When calculating the profitability of selling vs. renting, it is important to keep in mind that there are often hidden costs involved with the sale of the home; it isn’t all cash in the pocket. Here are a few things that should be included in your selling costs. If you input values into the fields, our calculator will take these expenses into account.
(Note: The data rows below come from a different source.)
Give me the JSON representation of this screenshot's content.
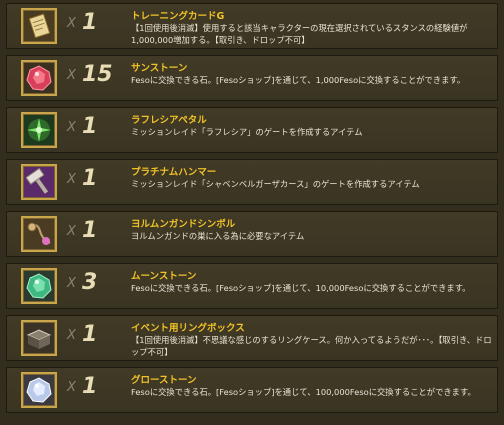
{
  "items": [
    {
      "quantity": "1",
      "name": "トレーニングカードG",
      "desc": "【1回使用後消滅】使用すると該当キャラクターの現在選択されているスタンスの経験値が1,000,000増加する。【取引き、ドロップ不可】",
      "icon": "training-card-icon"
    },
    {
      "quantity": "15",
      "name": "サンストーン",
      "desc": "Fesoに交換できる石。[Fesoショップ]を通じて、1,000Fesoに交換することができます。",
      "icon": "sun-stone-icon"
    },
    {
      "quantity": "1",
      "name": "ラフレシアペタル",
      "desc": "ミッションレイド「ラフレシア」のゲートを作成するアイテム",
      "icon": "rafflesia-petal-icon"
    },
    {
      "quantity": "1",
      "name": "プラチナムハンマー",
      "desc": "ミッションレイド「シャベンベルガーザカース」のゲートを作成するアイテム",
      "icon": "platinum-hammer-icon"
    },
    {
      "quantity": "1",
      "name": "ヨルムンガンドシンボル",
      "desc": "ヨルムンガンドの巣に入る為に必要なアイテム",
      "icon": "jormungand-symbol-icon"
    },
    {
      "quantity": "3",
      "name": "ムーンストーン",
      "desc": "Fesoに交換できる石。[Fesoショップ]を通じて、10,000Fesoに交換することができます。",
      "icon": "moon-stone-icon"
    },
    {
      "quantity": "1",
      "name": "イベント用リングボックス",
      "desc": "【1回使用後消滅】不思議な感じのするリングケース。何か入ってるようだが･･･。【取引き、ドロップ不可】",
      "icon": "ring-box-icon"
    },
    {
      "quantity": "1",
      "name": "グローストーン",
      "desc": "Fesoに交換できる石。[Fesoショップ]を通じて、100,000Fesoに交換することができます。",
      "icon": "glow-stone-icon"
    }
  ],
  "multiplier_symbol": "X"
}
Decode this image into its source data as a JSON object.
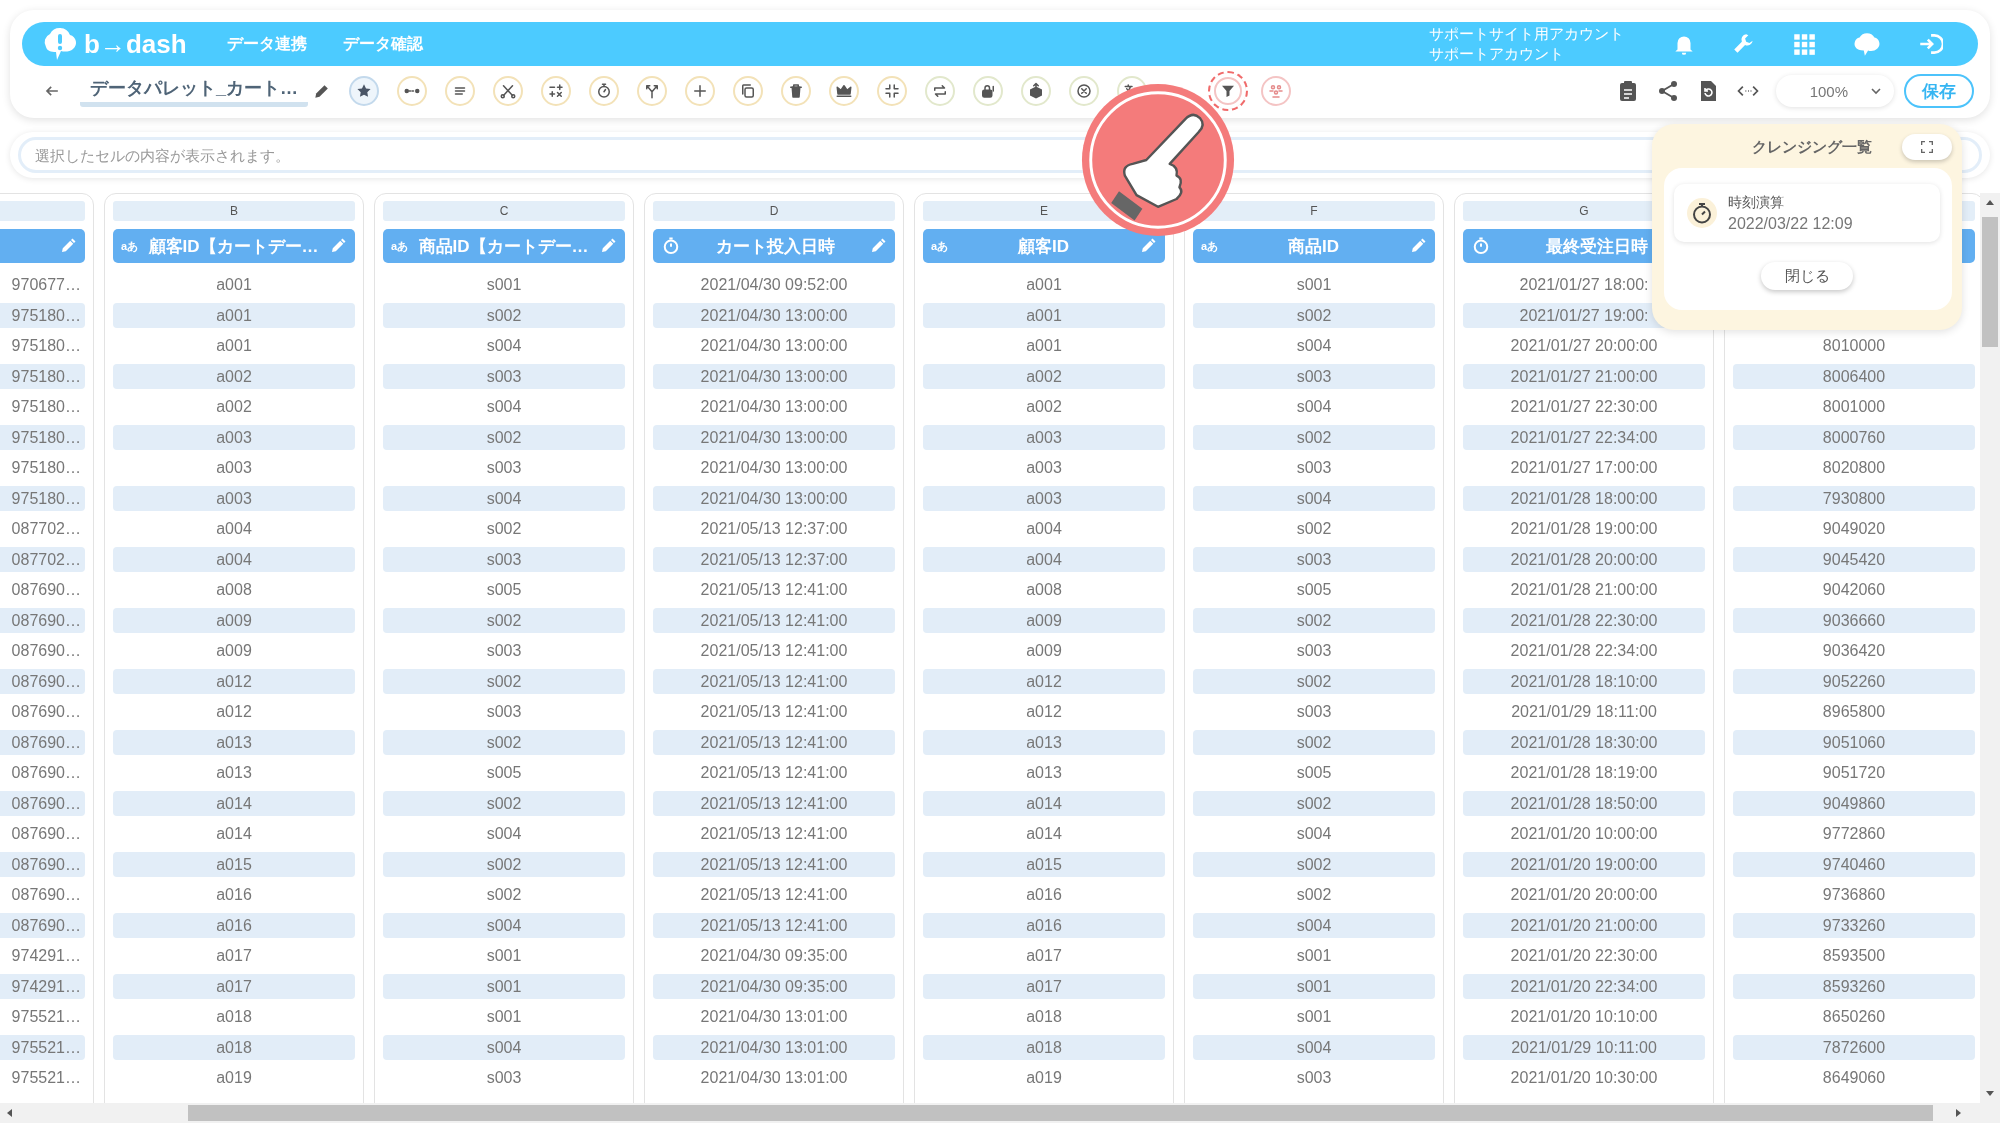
{
  "app": {
    "logo": "b→dash",
    "nav": [
      {
        "label": "データ連携"
      },
      {
        "label": "データ確認"
      }
    ],
    "account": {
      "site": "サポートサイト用アカウント",
      "name": "サポートアカウント"
    }
  },
  "toolbar": {
    "title": "データパレット_カート…",
    "tools": [
      {
        "selected": true,
        "color": "#c3d9ec",
        "highlighted": false
      },
      {
        "selected": false,
        "color": "#f3e2b8",
        "highlighted": false
      },
      {
        "selected": false,
        "color": "#f3e2b8",
        "highlighted": false
      },
      {
        "selected": false,
        "color": "#f3e2b8",
        "highlighted": false
      },
      {
        "selected": false,
        "color": "#f3e2b8",
        "highlighted": false
      },
      {
        "selected": false,
        "color": "#f3e2b8",
        "highlighted": false
      },
      {
        "selected": false,
        "color": "#f3e2b8",
        "highlighted": false
      },
      {
        "selected": false,
        "color": "#f3e2b8",
        "highlighted": false
      },
      {
        "selected": false,
        "color": "#f3e2b8",
        "highlighted": false
      },
      {
        "selected": false,
        "color": "#f3e2b8",
        "highlighted": false
      },
      {
        "selected": false,
        "color": "#f3e2b8",
        "highlighted": false
      },
      {
        "selected": false,
        "color": "#f3e2b8",
        "highlighted": false
      },
      {
        "selected": false,
        "color": "#e2e8cc",
        "highlighted": false
      },
      {
        "selected": false,
        "color": "#e2e8cc",
        "highlighted": false
      },
      {
        "selected": false,
        "color": "#e2e8cc",
        "highlighted": false
      },
      {
        "selected": false,
        "color": "#e2e8cc",
        "highlighted": false
      },
      {
        "selected": false,
        "color": "#e2e8cc",
        "highlighted": false
      },
      {
        "selected": false,
        "color": "#f4c4c4",
        "highlighted": true
      },
      {
        "selected": false,
        "color": "#f4c4c4",
        "highlighted": false
      }
    ],
    "zoom": "100%",
    "save": "保存"
  },
  "cell_viewer": {
    "placeholder": "選択したセルの内容が表示されます。"
  },
  "columns": [
    {
      "editable": true,
      "values": [
        "970677…",
        "975180…",
        "975180…",
        "975180…",
        "975180…",
        "975180…",
        "975180…",
        "975180…",
        "087702…",
        "087702…",
        "087690…",
        "087690…",
        "087690…",
        "087690…",
        "087690…",
        "087690…",
        "087690…",
        "087690…",
        "087690…",
        "087690…",
        "087690…",
        "087690…",
        "974291…",
        "974291…",
        "975521…",
        "975521…",
        "975521…"
      ]
    },
    {
      "letter": "B",
      "kind": "text",
      "badge": "aあ",
      "title": "顧客ID【カートデー…",
      "editable": true,
      "values": [
        "a001",
        "a001",
        "a001",
        "a002",
        "a002",
        "a003",
        "a003",
        "a003",
        "a004",
        "a004",
        "a008",
        "a009",
        "a009",
        "a012",
        "a012",
        "a013",
        "a013",
        "a014",
        "a014",
        "a015",
        "a016",
        "a016",
        "a017",
        "a017",
        "a018",
        "a018",
        "a019"
      ]
    },
    {
      "letter": "C",
      "kind": "text",
      "badge": "aあ",
      "title": "商品ID【カートデー…",
      "editable": true,
      "values": [
        "s001",
        "s002",
        "s004",
        "s003",
        "s004",
        "s002",
        "s003",
        "s004",
        "s002",
        "s003",
        "s005",
        "s002",
        "s003",
        "s002",
        "s003",
        "s002",
        "s005",
        "s002",
        "s004",
        "s002",
        "s002",
        "s004",
        "s001",
        "s001",
        "s001",
        "s004",
        "s003"
      ]
    },
    {
      "letter": "D",
      "kind": "time",
      "title": "カート投入日時",
      "editable": true,
      "values": [
        "2021/04/30 09:52:00",
        "2021/04/30 13:00:00",
        "2021/04/30 13:00:00",
        "2021/04/30 13:00:00",
        "2021/04/30 13:00:00",
        "2021/04/30 13:00:00",
        "2021/04/30 13:00:00",
        "2021/04/30 13:00:00",
        "2021/05/13 12:37:00",
        "2021/05/13 12:37:00",
        "2021/05/13 12:41:00",
        "2021/05/13 12:41:00",
        "2021/05/13 12:41:00",
        "2021/05/13 12:41:00",
        "2021/05/13 12:41:00",
        "2021/05/13 12:41:00",
        "2021/05/13 12:41:00",
        "2021/05/13 12:41:00",
        "2021/05/13 12:41:00",
        "2021/05/13 12:41:00",
        "2021/05/13 12:41:00",
        "2021/05/13 12:41:00",
        "2021/04/30 09:35:00",
        "2021/04/30 09:35:00",
        "2021/04/30 13:01:00",
        "2021/04/30 13:01:00",
        "2021/04/30 13:01:00"
      ]
    },
    {
      "letter": "E",
      "kind": "text",
      "badge": "aあ",
      "title": "顧客ID",
      "editable": true,
      "values": [
        "a001",
        "a001",
        "a001",
        "a002",
        "a002",
        "a003",
        "a003",
        "a003",
        "a004",
        "a004",
        "a008",
        "a009",
        "a009",
        "a012",
        "a012",
        "a013",
        "a013",
        "a014",
        "a014",
        "a015",
        "a016",
        "a016",
        "a017",
        "a017",
        "a018",
        "a018",
        "a019"
      ]
    },
    {
      "letter": "F",
      "kind": "text",
      "badge": "aあ",
      "title": "商品ID",
      "editable": true,
      "values": [
        "s001",
        "s002",
        "s004",
        "s003",
        "s004",
        "s002",
        "s003",
        "s004",
        "s002",
        "s003",
        "s005",
        "s002",
        "s003",
        "s002",
        "s003",
        "s002",
        "s005",
        "s002",
        "s004",
        "s002",
        "s002",
        "s004",
        "s001",
        "s001",
        "s001",
        "s004",
        "s003"
      ]
    },
    {
      "letter": "G",
      "kind": "time",
      "title": "最終受注日時",
      "editable": false,
      "values": [
        "2021/01/27 18:00:",
        "2021/01/27 19:00:",
        "2021/01/27 20:00:00",
        "2021/01/27 21:00:00",
        "2021/01/27 22:30:00",
        "2021/01/27 22:34:00",
        "2021/01/27 17:00:00",
        "2021/01/28 18:00:00",
        "2021/01/28 19:00:00",
        "2021/01/28 20:00:00",
        "2021/01/28 21:00:00",
        "2021/01/28 22:30:00",
        "2021/01/28 22:34:00",
        "2021/01/28 18:10:00",
        "2021/01/29 18:11:00",
        "2021/01/28 18:30:00",
        "2021/01/28 18:19:00",
        "2021/01/28 18:50:00",
        "2021/01/20 10:00:00",
        "2021/01/20 19:00:00",
        "2021/01/20 20:00:00",
        "2021/01/20 21:00:00",
        "2021/01/20 22:30:00",
        "2021/01/20 22:34:00",
        "2021/01/20 10:10:00",
        "2021/01/29 10:11:00",
        "2021/01/20 10:30:00"
      ]
    },
    {
      "editable": false,
      "values": [
        "8010000",
        "8006400",
        "8001000",
        "8000760",
        "8020800",
        "7930800",
        "9049020",
        "9045420",
        "9042060",
        "9036660",
        "9036420",
        "9052260",
        "8965800",
        "9051060",
        "9051720",
        "9049860",
        "9772860",
        "9740460",
        "9736860",
        "9733260",
        "8593500",
        "8593260",
        "8650260",
        "7872600",
        "8649060"
      ]
    }
  ],
  "popup": {
    "title": "クレンジング一覧",
    "items": [
      {
        "name": "時刻演算",
        "time": "2022/03/22 12:09"
      }
    ],
    "close": "閉じる"
  }
}
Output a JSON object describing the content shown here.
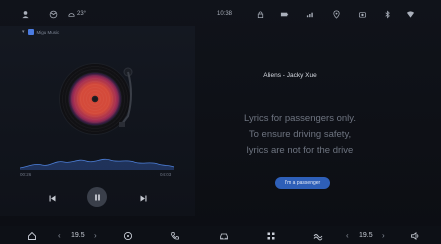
{
  "status_bar": {
    "temperature": "23°",
    "time": "10:38"
  },
  "player": {
    "source": "Migu Music",
    "source_expanded": "▾",
    "time_elapsed": "00:26",
    "time_total": "04:03"
  },
  "lyrics": {
    "song_title": "Aliens - Jacky Xue",
    "notice_line1": "Lyrics for passengers only.",
    "notice_line2": "To ensure driving safety,",
    "notice_line3": "lyrics are not for the drive",
    "passenger_button": "I'm a passenger"
  },
  "dock": {
    "left_temp": "19.5",
    "right_temp": "19.5"
  },
  "colors": {
    "accent": "#2e5fb8",
    "background": "#0c0e13"
  }
}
  • Commission
    If you sell your home through a real estate agent, there is often a commission that is taken off the sale. The seller’s agent splits the commission with the buyer’s agent, and this cost is usually 5-7 percent of home’s sale price.
  • Closing Costs
    In addition to the agent commission, there are other closing costs that are usually involved with the sale of a home as well. These include a transaction fee or brokerage fee, the deed and recording fees, a deed transfer tax, and an escrow and closing fee; just to name a few.
  • Seller Contributions
    Don’t forget about seller contributions –sometimes sellers offer to pay for the buyer’s closing costs in an effort to sweeten the deal.
  • Repairs and Upgrades
    Homes are rarely ready to sell in their current condition. Often, they require upgrades or repairs to help them command the best price possible. Don’t forget to add in the estimated costs involved with bringing your home up to scratch.
  • Taxes
    There are also taxes that you will have to pay on the sale of the home, especially if you don’t qualify for the capital gains tax exclusion.

Long-Term Calculations: How Rentals Compare to Other Investments?

Finally, one of the great things about this calculator is that it helps you to plan for the future as well as the here and now.

Building wealth is all about thinking for the long-term. Whether you’re planning for retirement, or working toward building your own portfolio of investments, rental property can offer excellent long-term returns –and it’s worth doing your own calculations to compare your returns for your rental to other investments.

For example, when you compare the returns of a $300,000 rental income property with a $30,000 downpayment vs. a 401k portfolio with the same initial investment, over 30 years, the rental will be at $1,192,244.64 –assuming appreciation is at 3.7 percent per year. The 401k, on the other hand, with five percent returns, will only provide profits of $45,000 in 30 years, without taking into account compound interest.

As you can see, there’s a lot that goes into the process of determining whether it’s better to rent or to sell your home. Thankfully, the Rent Vs. Sell Calculator takes the guesswork out of the equation, allowing you to ensure that nothing is forgotten or overlooked when making your decision.

Plug in your numbers yourself to see which option’s best. It’s fast, easy, and free –and will help you to make an informed decision.

Curious about how much your home could rent for? Find out today with the Renters Warehouse Rent Vs. Sell Calculator. Or, call your local Renters Warehouse office to talk with a Rent Estate Advisor.